It’s too early to tell how Chris Graham will perform as head of Mississippi’s Department of Revenue.
But if he’s like the last two revenue commissioners, he will soon get frustrated with the Legislature’s unwillingness to give the agency the manpower to effectively do its job.
The Department of Revenue, as with the Internal Revenue Service on the national level, pays for itself and a whole lot more.
It could bring even more cash to the state’s perpetually strapped treasury if it had more auditors to hunt down those Mississippi businesses that don’t pay their taxes.
And there are lots of them.
During the summer, one pot of pandemic relief money gave a glimpse of how many. The Legislature set aside $60 million of federal assistance to give $2,000 grants to around 29,000 small businesses. There was just one catch. The businesses had to have filed their state income taxes for the previous two years. Incredibly, about one in four had not and were disqualified.
The ease with which businesses get away with skirting their state taxes led Herb Frierson, a former lawmaker and the revenue commissioner before Graham, to observe, “It makes me wonder why anybody pays at all.”
The Legislature temporarily tried to do something about this eight years ago while Ed Morgan was revenue commissioner. The solution, though, apparently worked too well.
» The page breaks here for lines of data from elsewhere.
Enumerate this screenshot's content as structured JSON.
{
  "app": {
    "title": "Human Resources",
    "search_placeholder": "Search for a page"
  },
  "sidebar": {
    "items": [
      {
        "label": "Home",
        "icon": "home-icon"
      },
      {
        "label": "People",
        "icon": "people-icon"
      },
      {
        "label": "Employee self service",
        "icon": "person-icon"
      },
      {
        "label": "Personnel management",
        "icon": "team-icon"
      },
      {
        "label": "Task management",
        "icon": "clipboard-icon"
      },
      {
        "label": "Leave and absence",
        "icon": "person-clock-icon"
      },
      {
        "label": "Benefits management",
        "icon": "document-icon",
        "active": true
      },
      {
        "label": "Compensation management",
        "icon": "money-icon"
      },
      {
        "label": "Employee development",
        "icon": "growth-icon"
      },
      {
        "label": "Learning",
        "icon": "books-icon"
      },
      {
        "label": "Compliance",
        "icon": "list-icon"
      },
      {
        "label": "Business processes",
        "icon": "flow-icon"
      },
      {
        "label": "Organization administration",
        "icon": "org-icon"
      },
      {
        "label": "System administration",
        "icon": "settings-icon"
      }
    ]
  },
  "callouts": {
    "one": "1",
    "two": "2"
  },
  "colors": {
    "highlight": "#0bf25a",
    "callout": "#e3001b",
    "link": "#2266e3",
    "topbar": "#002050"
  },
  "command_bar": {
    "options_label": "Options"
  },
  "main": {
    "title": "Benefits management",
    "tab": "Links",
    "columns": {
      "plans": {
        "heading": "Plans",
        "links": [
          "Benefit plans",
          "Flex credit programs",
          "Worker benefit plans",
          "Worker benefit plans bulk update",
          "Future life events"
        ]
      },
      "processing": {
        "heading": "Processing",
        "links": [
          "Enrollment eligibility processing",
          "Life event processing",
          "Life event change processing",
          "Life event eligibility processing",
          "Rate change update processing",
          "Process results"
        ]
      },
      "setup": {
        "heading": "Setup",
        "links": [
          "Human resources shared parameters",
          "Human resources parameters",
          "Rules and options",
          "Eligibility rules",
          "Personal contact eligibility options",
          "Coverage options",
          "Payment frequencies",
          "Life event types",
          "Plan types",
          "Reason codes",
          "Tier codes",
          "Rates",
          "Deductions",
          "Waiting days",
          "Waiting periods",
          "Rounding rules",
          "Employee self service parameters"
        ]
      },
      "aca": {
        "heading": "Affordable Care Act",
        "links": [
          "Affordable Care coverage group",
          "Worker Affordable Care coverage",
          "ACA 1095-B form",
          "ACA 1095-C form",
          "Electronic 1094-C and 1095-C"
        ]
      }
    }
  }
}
Morgan had convinced lawmakers to give him an extra $3.5 million to hire more auditors to go after the tax cheats. He promised to bring in an extra $10 million if they would.
Morgan grossly underpromised. Collections increased by $81 million.
How did lawmakers respond? They cut Morgan’s budget the next year. Apparently, they decided they’d rather have revenue problems than have their constituents griping about being audited.
It’s absurd, right? But that’s how the government too often operates. It throws money at what doesn’t work and starves what does.